▶ **RECORD EXTRACTS**:

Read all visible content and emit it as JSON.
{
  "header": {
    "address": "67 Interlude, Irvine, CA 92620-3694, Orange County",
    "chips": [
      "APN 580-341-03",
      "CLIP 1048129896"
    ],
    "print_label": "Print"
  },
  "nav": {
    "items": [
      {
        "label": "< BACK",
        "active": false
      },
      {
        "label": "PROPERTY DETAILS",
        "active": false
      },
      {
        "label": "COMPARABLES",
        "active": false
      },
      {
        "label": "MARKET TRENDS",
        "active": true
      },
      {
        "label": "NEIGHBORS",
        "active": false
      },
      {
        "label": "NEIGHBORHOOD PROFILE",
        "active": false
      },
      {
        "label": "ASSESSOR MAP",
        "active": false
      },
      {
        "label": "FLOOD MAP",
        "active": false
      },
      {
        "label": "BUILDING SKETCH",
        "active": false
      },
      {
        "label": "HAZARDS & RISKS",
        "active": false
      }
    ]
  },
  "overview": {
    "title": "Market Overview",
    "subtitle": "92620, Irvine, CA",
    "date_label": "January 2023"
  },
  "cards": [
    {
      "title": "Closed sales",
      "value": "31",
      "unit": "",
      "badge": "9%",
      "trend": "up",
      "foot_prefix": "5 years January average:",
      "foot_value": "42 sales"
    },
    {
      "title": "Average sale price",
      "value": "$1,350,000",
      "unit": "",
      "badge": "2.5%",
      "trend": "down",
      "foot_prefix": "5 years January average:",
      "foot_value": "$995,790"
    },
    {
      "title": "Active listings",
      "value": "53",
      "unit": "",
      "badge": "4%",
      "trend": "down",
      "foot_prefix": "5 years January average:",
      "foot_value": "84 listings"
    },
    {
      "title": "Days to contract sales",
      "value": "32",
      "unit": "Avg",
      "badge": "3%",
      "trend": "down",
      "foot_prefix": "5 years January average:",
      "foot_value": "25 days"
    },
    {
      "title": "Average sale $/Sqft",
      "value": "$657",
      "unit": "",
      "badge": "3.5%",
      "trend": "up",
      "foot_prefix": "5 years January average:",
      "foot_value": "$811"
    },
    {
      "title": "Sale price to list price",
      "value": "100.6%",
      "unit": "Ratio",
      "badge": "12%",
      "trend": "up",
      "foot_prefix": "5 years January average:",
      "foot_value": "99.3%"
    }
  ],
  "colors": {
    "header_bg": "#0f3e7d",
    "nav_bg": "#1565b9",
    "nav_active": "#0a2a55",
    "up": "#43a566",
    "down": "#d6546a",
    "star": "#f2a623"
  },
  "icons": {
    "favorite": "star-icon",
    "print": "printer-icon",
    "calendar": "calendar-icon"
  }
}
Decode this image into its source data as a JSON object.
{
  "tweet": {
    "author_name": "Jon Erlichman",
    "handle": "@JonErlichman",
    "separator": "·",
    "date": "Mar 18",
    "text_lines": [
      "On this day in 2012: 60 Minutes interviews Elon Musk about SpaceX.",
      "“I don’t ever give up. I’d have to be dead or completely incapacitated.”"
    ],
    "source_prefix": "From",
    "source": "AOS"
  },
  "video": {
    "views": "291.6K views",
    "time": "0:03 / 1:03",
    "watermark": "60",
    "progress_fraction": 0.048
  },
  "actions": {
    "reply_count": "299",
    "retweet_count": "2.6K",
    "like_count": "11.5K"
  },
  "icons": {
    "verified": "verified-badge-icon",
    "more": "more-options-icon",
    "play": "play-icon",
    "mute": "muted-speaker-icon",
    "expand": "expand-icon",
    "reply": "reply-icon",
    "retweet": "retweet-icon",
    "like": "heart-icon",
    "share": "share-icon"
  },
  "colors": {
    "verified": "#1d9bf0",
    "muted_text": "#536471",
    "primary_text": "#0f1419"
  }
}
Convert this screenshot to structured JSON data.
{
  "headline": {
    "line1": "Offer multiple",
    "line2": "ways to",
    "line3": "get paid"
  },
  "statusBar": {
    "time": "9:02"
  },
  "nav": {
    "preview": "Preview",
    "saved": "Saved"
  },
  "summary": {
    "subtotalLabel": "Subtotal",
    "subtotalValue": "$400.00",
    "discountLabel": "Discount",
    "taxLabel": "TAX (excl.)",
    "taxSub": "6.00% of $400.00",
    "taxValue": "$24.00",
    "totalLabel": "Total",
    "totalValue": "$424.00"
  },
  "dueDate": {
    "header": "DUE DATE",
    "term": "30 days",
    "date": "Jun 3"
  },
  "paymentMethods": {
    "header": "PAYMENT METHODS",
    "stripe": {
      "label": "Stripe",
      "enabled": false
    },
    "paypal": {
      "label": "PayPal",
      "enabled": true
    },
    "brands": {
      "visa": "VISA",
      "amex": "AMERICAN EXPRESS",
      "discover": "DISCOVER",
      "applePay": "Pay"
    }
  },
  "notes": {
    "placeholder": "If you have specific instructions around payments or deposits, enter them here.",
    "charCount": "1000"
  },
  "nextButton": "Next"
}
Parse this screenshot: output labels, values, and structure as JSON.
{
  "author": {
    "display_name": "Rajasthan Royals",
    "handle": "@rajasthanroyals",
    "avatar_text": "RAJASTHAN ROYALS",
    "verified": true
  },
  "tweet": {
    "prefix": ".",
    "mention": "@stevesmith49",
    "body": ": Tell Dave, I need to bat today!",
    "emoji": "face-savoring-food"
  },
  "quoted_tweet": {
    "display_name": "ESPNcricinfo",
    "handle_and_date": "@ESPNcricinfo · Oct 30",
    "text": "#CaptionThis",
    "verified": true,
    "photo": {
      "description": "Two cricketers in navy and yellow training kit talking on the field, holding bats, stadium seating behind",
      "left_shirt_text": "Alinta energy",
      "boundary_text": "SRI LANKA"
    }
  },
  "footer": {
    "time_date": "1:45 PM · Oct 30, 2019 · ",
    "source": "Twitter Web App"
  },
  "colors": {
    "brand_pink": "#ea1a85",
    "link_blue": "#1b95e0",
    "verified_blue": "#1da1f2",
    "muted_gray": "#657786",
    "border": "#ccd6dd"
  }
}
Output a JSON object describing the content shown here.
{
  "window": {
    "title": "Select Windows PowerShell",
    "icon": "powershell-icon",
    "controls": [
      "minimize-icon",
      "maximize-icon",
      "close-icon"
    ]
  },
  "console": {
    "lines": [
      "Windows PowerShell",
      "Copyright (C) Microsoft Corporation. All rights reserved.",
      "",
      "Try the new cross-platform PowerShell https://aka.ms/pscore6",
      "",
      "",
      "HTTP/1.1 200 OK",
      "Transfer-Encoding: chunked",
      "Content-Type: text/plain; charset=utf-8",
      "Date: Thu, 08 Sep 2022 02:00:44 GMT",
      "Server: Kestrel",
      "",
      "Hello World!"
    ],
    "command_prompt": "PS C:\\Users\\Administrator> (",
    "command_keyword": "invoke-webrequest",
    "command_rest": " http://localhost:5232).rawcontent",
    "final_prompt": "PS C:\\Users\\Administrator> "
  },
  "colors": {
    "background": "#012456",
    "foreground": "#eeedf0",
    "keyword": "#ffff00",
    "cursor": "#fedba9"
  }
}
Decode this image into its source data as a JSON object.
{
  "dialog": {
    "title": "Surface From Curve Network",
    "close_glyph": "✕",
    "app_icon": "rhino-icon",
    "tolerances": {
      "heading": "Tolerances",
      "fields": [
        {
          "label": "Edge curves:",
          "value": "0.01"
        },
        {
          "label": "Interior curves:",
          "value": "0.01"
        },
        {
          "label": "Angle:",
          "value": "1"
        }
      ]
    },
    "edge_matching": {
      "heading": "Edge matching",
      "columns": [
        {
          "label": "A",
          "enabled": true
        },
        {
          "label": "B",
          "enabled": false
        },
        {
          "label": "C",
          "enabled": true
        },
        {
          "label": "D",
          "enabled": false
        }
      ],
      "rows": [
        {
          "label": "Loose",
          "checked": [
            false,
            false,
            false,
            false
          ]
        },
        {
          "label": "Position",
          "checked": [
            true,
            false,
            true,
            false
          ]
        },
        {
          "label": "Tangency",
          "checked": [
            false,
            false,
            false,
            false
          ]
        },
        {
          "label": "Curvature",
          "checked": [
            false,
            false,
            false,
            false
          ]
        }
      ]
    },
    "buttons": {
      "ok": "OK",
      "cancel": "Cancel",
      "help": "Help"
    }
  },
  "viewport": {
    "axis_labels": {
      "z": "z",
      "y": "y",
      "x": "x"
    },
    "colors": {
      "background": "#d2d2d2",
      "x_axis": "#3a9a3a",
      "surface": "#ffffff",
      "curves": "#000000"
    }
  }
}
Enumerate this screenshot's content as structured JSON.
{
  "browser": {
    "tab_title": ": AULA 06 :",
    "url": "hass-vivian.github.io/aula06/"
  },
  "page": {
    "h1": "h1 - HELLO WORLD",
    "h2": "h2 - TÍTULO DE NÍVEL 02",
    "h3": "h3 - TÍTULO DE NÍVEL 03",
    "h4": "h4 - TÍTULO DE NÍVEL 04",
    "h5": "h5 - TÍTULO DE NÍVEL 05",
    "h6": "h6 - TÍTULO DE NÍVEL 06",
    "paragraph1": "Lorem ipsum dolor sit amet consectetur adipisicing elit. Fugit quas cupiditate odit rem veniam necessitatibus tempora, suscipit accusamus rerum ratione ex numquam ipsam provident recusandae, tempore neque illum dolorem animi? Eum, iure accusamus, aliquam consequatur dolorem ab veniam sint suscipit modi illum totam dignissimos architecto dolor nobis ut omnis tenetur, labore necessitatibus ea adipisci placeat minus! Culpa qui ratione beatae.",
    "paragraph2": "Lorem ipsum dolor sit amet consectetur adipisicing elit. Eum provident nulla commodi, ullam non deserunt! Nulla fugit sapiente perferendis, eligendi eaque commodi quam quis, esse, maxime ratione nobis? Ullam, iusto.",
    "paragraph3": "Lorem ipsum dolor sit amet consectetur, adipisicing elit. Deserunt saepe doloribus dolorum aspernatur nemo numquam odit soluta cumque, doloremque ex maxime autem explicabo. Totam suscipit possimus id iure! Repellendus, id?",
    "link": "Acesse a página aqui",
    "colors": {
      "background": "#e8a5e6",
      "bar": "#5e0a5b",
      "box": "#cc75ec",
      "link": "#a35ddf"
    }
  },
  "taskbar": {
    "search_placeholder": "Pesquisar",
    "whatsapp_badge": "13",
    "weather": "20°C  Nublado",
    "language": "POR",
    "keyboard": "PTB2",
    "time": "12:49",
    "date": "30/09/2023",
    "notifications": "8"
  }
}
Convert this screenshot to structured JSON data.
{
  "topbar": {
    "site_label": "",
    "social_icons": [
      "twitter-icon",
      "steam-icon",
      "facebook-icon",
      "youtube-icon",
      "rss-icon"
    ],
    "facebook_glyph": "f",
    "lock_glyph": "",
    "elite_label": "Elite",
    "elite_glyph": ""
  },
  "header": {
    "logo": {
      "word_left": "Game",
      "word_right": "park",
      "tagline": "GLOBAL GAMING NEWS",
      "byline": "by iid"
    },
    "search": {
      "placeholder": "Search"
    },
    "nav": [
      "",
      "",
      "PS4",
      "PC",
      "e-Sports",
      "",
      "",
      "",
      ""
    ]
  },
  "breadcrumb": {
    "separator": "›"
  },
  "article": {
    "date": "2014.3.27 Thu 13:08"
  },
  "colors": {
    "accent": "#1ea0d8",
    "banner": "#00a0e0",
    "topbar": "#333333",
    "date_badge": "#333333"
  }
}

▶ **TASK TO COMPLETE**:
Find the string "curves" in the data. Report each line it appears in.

▶ **FINISHED EXERCISE**:
          "label": "Edge curves:",
          "label": "Interior curves:",
      "curves": "#000000"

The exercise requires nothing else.